■ **Work request**
Establish how many lines of the material below contain the string "conexión". Return that number by itself.

■ ■ ■ ■ ■

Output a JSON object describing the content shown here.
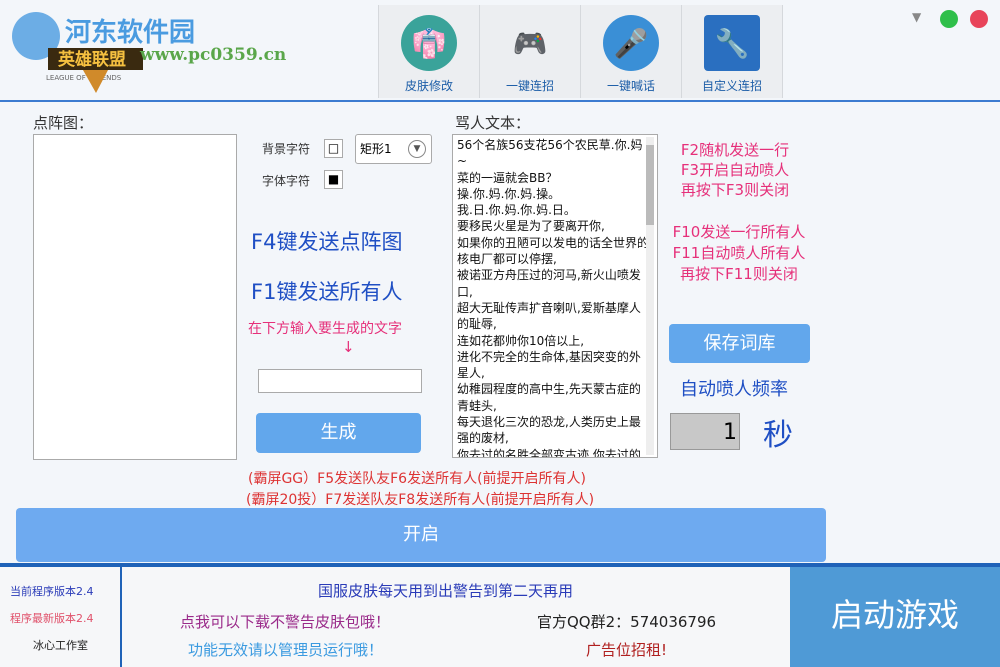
{
  "logo": {
    "text": "LEAGUE OF LEGENDS",
    "title": "英雄联盟",
    "watermark": "河东软件园",
    "watermark_url": "www.pc0359.cn"
  },
  "nav": [
    {
      "label": "皮肤修改",
      "icon": "jacket-icon"
    },
    {
      "label": "一键连招",
      "icon": "gamepad-icon"
    },
    {
      "label": "一键喊话",
      "icon": "microphone-icon"
    },
    {
      "label": "自定义连招",
      "icon": "wrench-icon"
    }
  ],
  "window_controls": {
    "menu": "▼",
    "colors": {
      "minimize": "#2fbf4a",
      "close": "#e8445a"
    }
  },
  "left": {
    "matrix_label": "点阵图：",
    "bg_char_label": "背景字符",
    "bg_char": "□",
    "font_char_label": "字体字符",
    "font_char": "■",
    "shape_select": "矩形1",
    "f4": "F4键发送点阵图",
    "f1": "F1键发送所有人",
    "input_hint": "在下方输入要生成的文字",
    "arrow": "↓",
    "input_value": "",
    "generate": "生成"
  },
  "text": {
    "label": "骂人文本：",
    "content": "56个名族56支花56个农民草.你.妈~\n菜的一逼就会BB？\n操.你.妈.你.妈.操。\n我.日.你.妈.你.妈.日。\n要移民火星是为了要离开你,\n如果你的丑陋可以发电的话全世界的核电厂都可以停摆,\n被诺亚方舟压过的河马,新火山喷发口,\n超大无耻传声扩音喇叭,爱斯基摩人的耻辱,\n连如花都帅你10倍以上,\n进化不完全的生命体,基因突变的外星人,\n幼稚园程度的高中生,先天蒙古症的青蛙头,\n每天退化三次的恐龙,人类历史上最强的废材,\n你去过的名胜全部变古迹,你去过的方法全变成历史"
  },
  "right": {
    "lines1": [
      "F2随机发送一行",
      "F3开启自动喷人",
      "再按下F3则关闭"
    ],
    "lines2": [
      "F10发送一行所有人",
      "F11自动喷人所有人",
      "再按下F11则关闭"
    ],
    "save": "保存词库",
    "freq_label": "自动喷人频率",
    "freq_value": "1",
    "unit": "秒"
  },
  "hints": [
    "(霸屏GG）F5发送队友F6发送所有人(前提开启所有人)",
    "(霸屏20投）F7发送队友F8发送所有人(前提开启所有人)"
  ],
  "start": "开启",
  "footer": {
    "version": "当前程序版本2.4",
    "latest": "程序最新版本2.4",
    "studio": "冰心工作室",
    "notice": "国服皮肤每天用到出警告到第二天再用",
    "download": "点我可以下载不警告皮肤包哦！",
    "qq": "官方QQ群2：574036796",
    "admin": "功能无效请以管理员运行哦！",
    "ad": "广告位招租!",
    "launch": "启动游戏"
  }
}
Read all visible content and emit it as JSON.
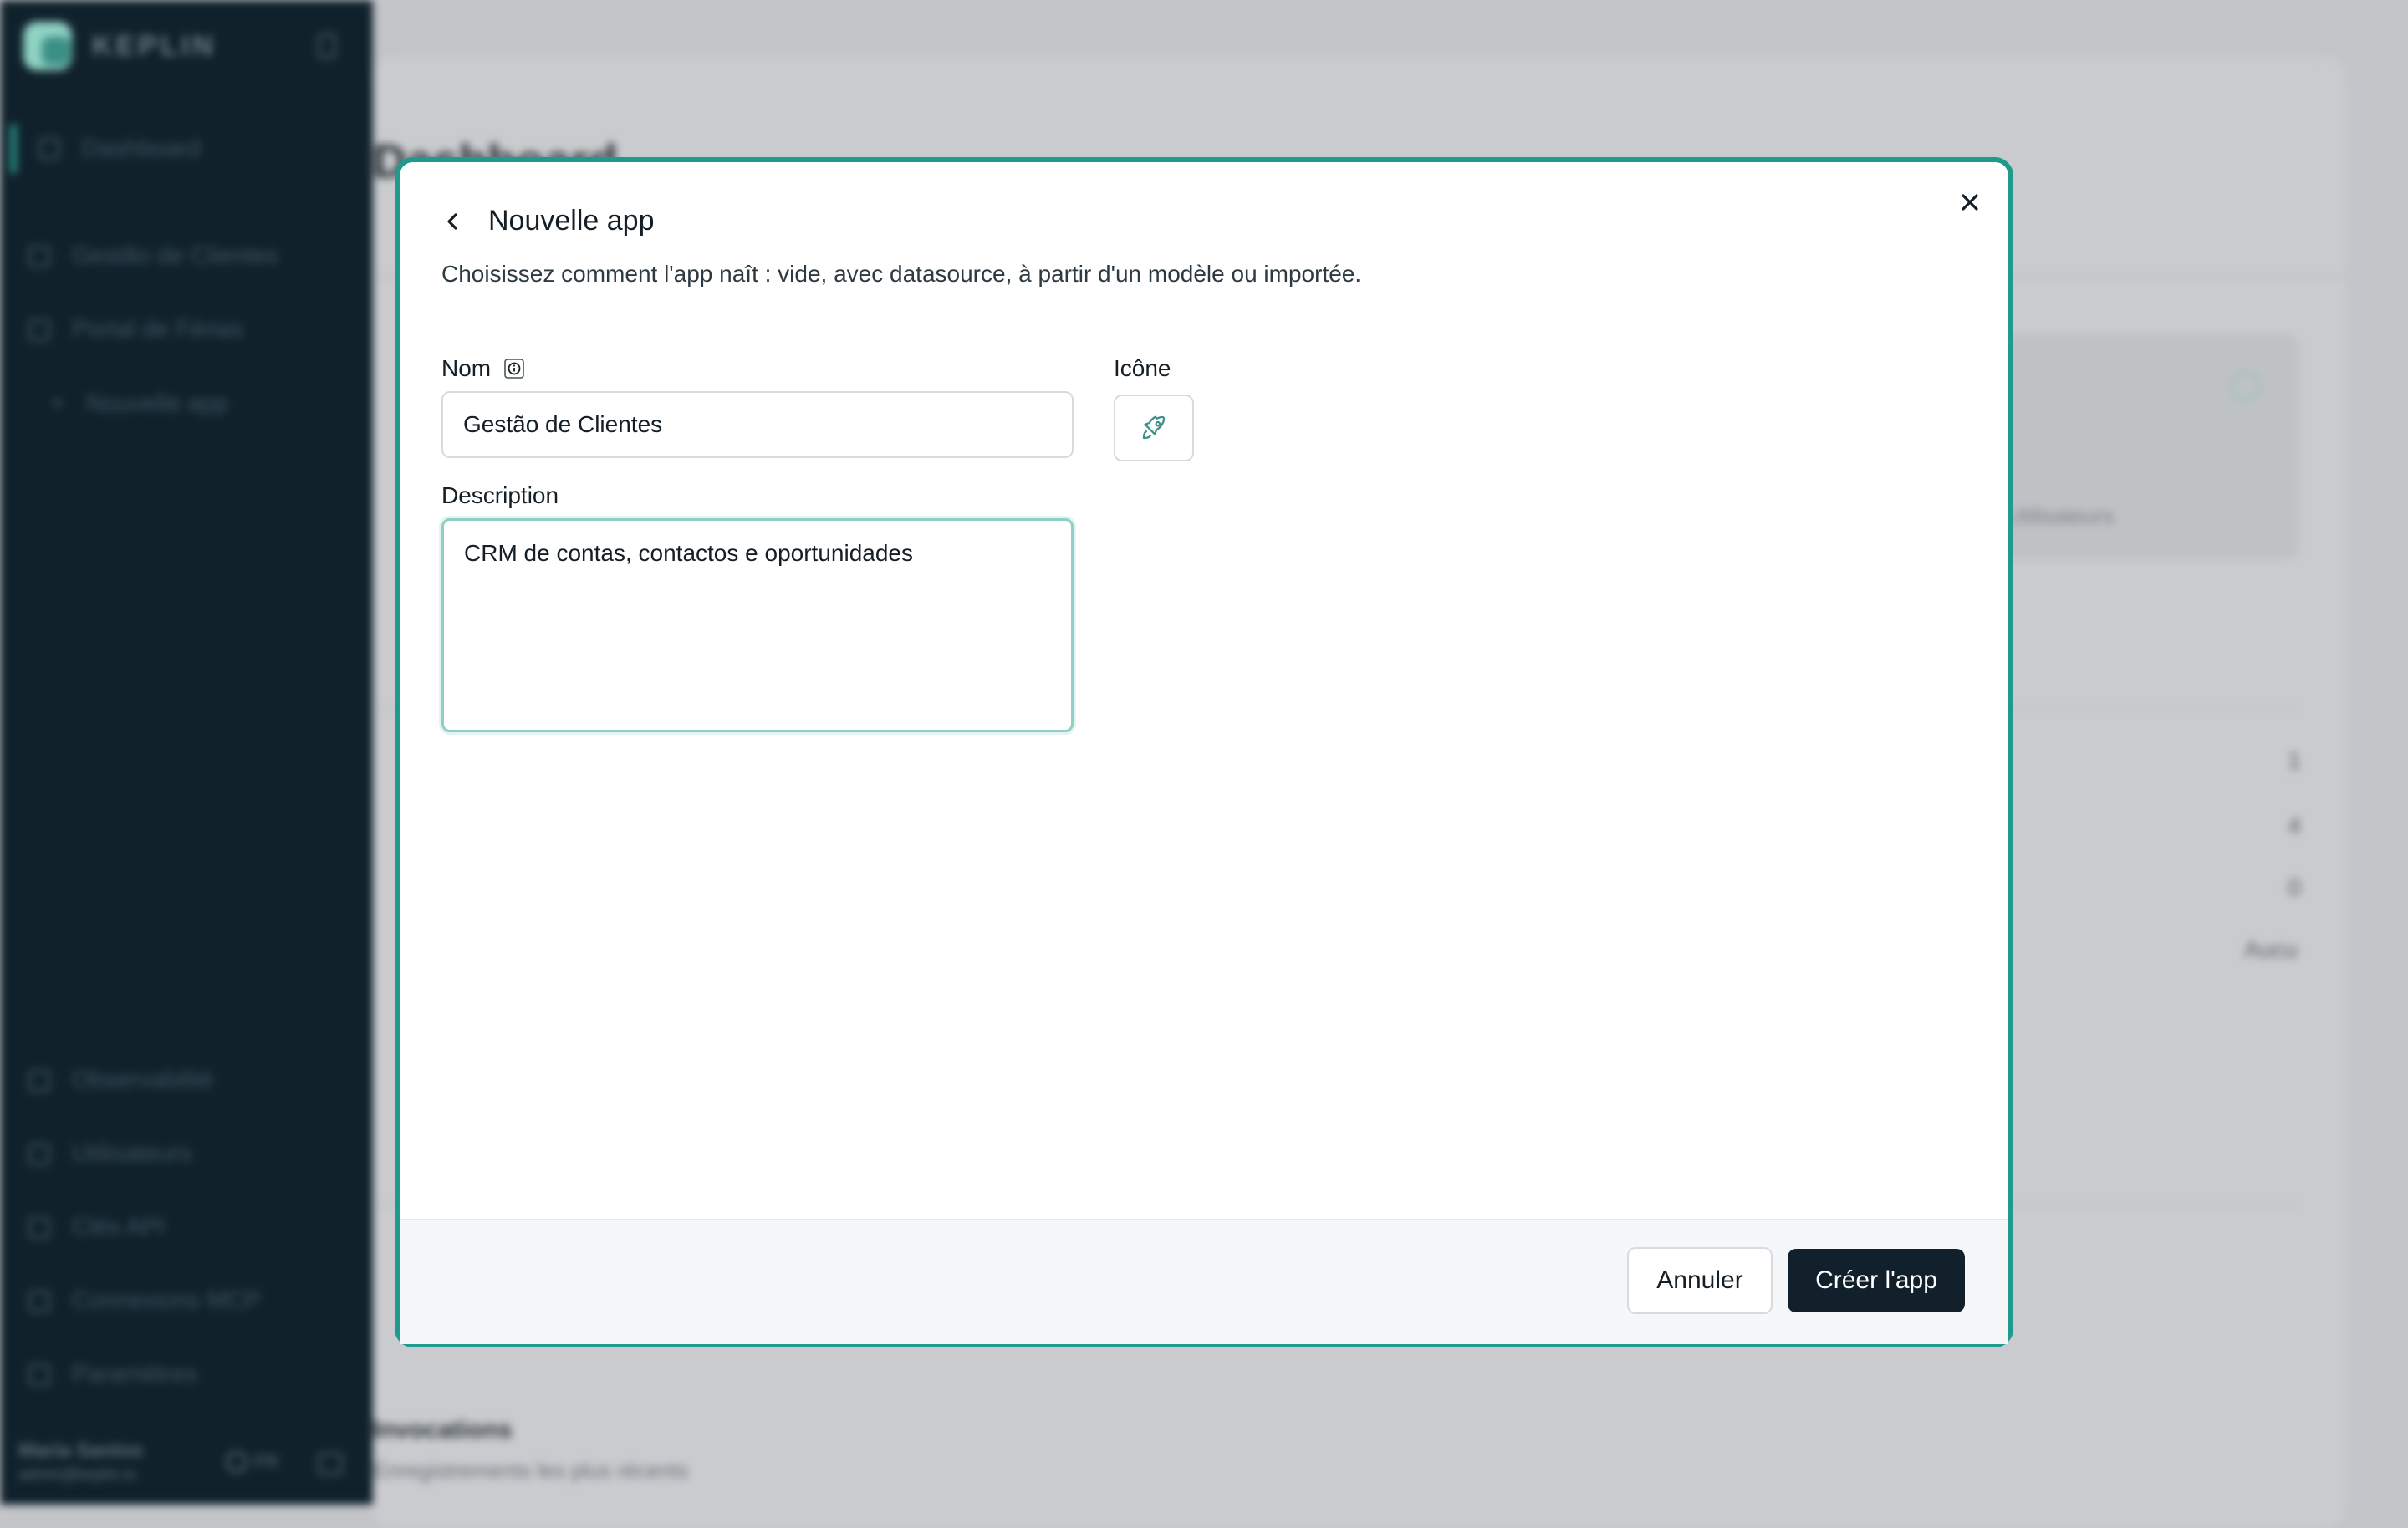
{
  "sidebar": {
    "brand": "KEPLIN",
    "nav_main": [
      {
        "label": "Dashboard"
      }
    ],
    "nav_apps": [
      {
        "label": "Gestão de Clientes"
      },
      {
        "label": "Portal de Férias"
      },
      {
        "label": "Nouvelle app",
        "icon": "+"
      }
    ],
    "nav_bottom": [
      {
        "label": "Observabilité"
      },
      {
        "label": "Utilisateurs"
      },
      {
        "label": "Clés API"
      },
      {
        "label": "Connexions MCP"
      },
      {
        "label": "Paramètres"
      }
    ],
    "user": {
      "name": "Maria Santos",
      "email": "admin@keplin.io"
    },
    "language": "FR"
  },
  "background": {
    "page_title": "Dashboard",
    "stat_label": "Utilisateurs",
    "rows": [
      "1",
      "4",
      "0",
      "Aucu"
    ],
    "recent_title": "Invocations",
    "recent_sub": "Enregistrements les plus récents"
  },
  "modal": {
    "title": "Nouvelle app",
    "description": "Choisissez comment l'app naît : vide, avec datasource, à partir d'un modèle ou importée.",
    "fields": {
      "name_label": "Nom",
      "name_value": "Gestão de Clientes",
      "icon_label": "Icône",
      "icon_value": "rocket-icon",
      "description_label": "Description",
      "description_value": "CRM de contas, contactos e oportunidades"
    },
    "buttons": {
      "cancel": "Annuler",
      "create": "Créer l'app"
    }
  },
  "colors": {
    "accent": "#1f9a8c",
    "primary_button": "#11202a",
    "sidebar_bg": "#10212b"
  }
}
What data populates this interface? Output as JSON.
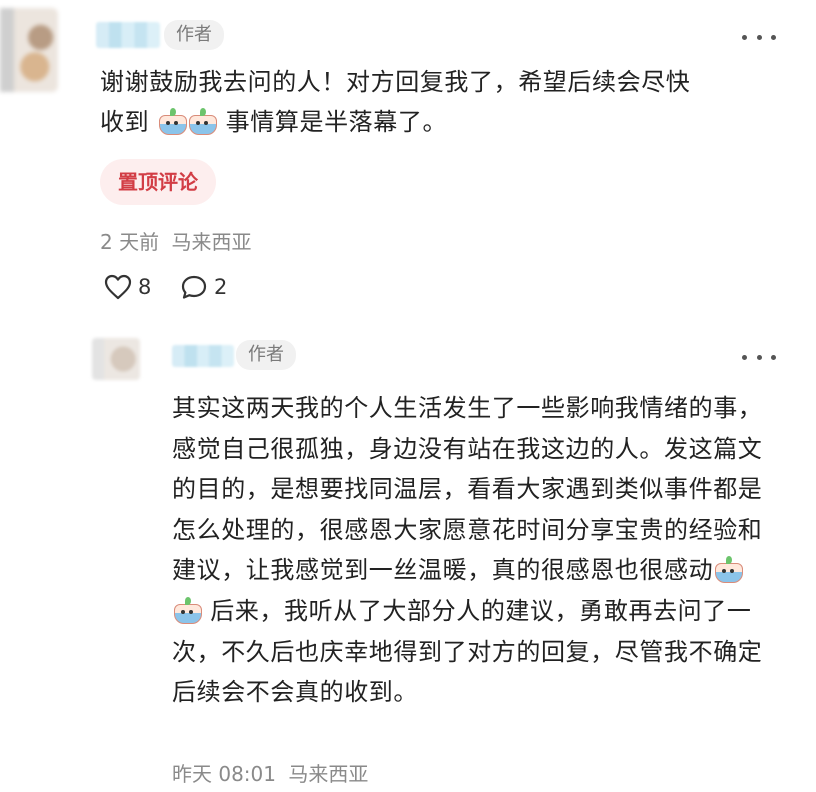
{
  "comment": {
    "author_tag": "作者",
    "text_line1": "谢谢鼓励我去问的人！对方回复我了，希望后续会尽快",
    "text_line2_a": "收到",
    "text_line2_b": "事情算是半落幕了。",
    "emojis": [
      "crying-bowl-icon",
      "crying-bowl-icon"
    ],
    "pin_label": "置顶评论",
    "time": "2 天前",
    "location": "马来西亚",
    "like_count": "8",
    "reply_count": "2"
  },
  "reply": {
    "author_tag": "作者",
    "text_before_emoji": "其实这两天我的个人生活发生了一些影响我情绪的事，感觉自己很孤独，身边没有站在我这边的人。发这篇文的目的，是想要找同温层，看看大家遇到类似事件都是怎么处理的，很感恩大家愿意花时间分享宝贵的经验和建议，让我感觉到一丝温暖，真的很感恩也很感动",
    "text_after_emoji": " 后来，我听从了大部分人的建议，勇敢再去问了一次，不久后也庆幸地得到了对方的回复，尽管我不确定后续会不会真的收到。",
    "emojis": [
      "crying-bowl-icon",
      "crying-bowl-icon"
    ],
    "time": "昨天 08:01",
    "location": "马来西亚"
  },
  "colors": {
    "pin_bg": "#fdeeee",
    "pin_text": "#d23d45",
    "meta_text": "#8a8a8a"
  }
}
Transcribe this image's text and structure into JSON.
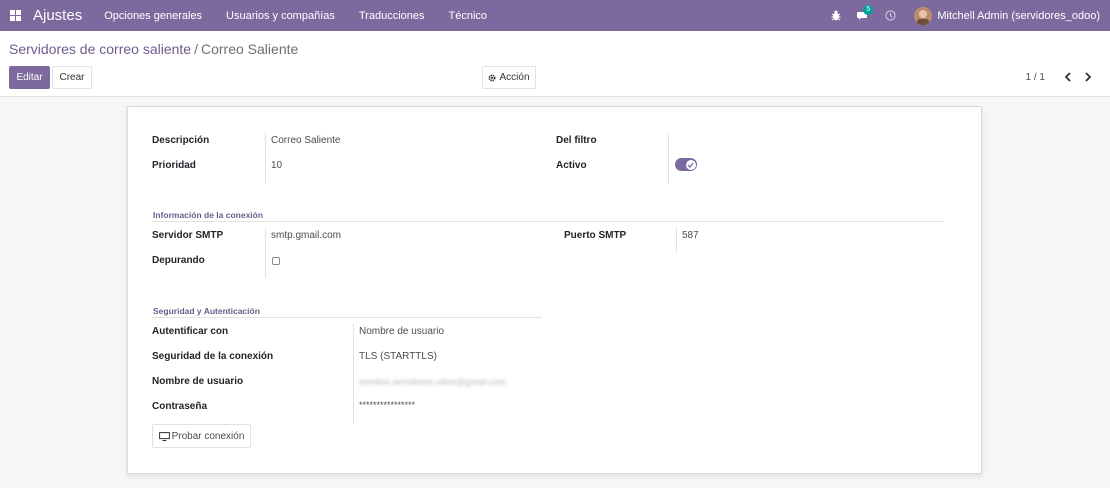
{
  "navbar": {
    "app_title": "Ajustes",
    "menu": [
      "Opciones generales",
      "Usuarios y compañías",
      "Traducciones",
      "Técnico"
    ],
    "messages_count": "5",
    "user_name": "Mitchell Admin (servidores_odoo)",
    "icons": [
      "apps-grid-icon",
      "bug-icon",
      "chat-icon",
      "clock-icon"
    ],
    "accent_color": "#7c6a9e"
  },
  "breadcrumb": {
    "parent": "Servidores de correo saliente",
    "separator": "/",
    "current": "Correo Saliente"
  },
  "buttons": {
    "edit": "Editar",
    "create": "Crear",
    "action": "Acción"
  },
  "pager": {
    "value": "1 / 1"
  },
  "form": {
    "description_label": "Descripción",
    "description_value": "Correo Saliente",
    "priority_label": "Prioridad",
    "priority_value": "10",
    "filter_label": "Del filtro",
    "active_label": "Activo",
    "active_value": true,
    "connection_section": "Información de la conexión",
    "smtp_server_label": "Servidor SMTP",
    "smtp_server_value": "smtp.gmail.com",
    "smtp_port_label": "Puerto SMTP",
    "smtp_port_value": "587",
    "debug_label": "Depurando",
    "debug_value": false,
    "security_section": "Seguridad y Autenticación",
    "auth_label": "Autentificar con",
    "auth_value": "Nombre de usuario",
    "conn_security_label": "Seguridad de la conexión",
    "conn_security_value": "TLS (STARTTLS)",
    "username_label": "Nombre de usuario",
    "username_value": "nombre.servidores.odoo@gmail.com",
    "password_label": "Contraseña",
    "password_value": "****************",
    "test_button": "Probar conexión"
  }
}
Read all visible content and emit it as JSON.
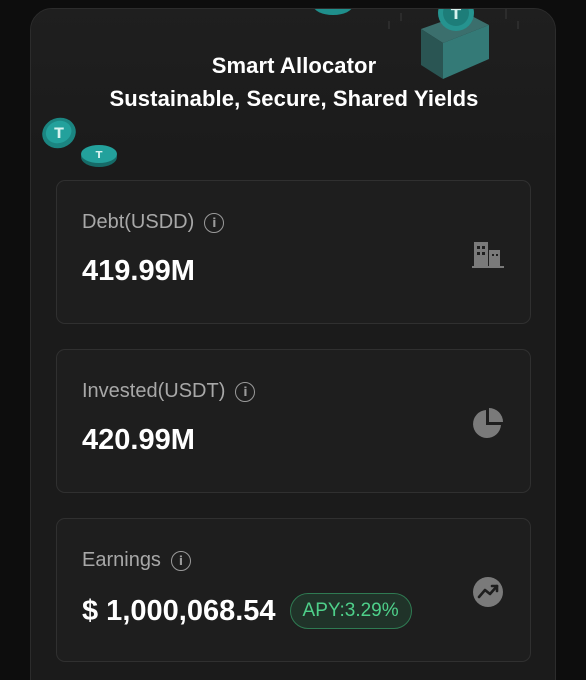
{
  "header": {
    "title_line1": "Smart Allocator",
    "title_line2": "Sustainable, Secure, Shared Yields"
  },
  "cards": [
    {
      "label": "Debt(USDD)",
      "value": "419.99M",
      "icon": "building-icon"
    },
    {
      "label": "Invested(USDT)",
      "value": "420.99M",
      "icon": "pie-chart-icon"
    },
    {
      "label": "Earnings",
      "value": "$ 1,000,068.54",
      "badge": "APY:3.29%",
      "icon": "trend-up-icon"
    }
  ],
  "colors": {
    "background": "#0d0d0d",
    "panel": "#1b1b1b",
    "card_border": "#303030",
    "label": "#a8a8a8",
    "apy_text": "#4ed08a",
    "coin": "#1f8f8c"
  }
}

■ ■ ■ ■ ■

■ **The answer**
3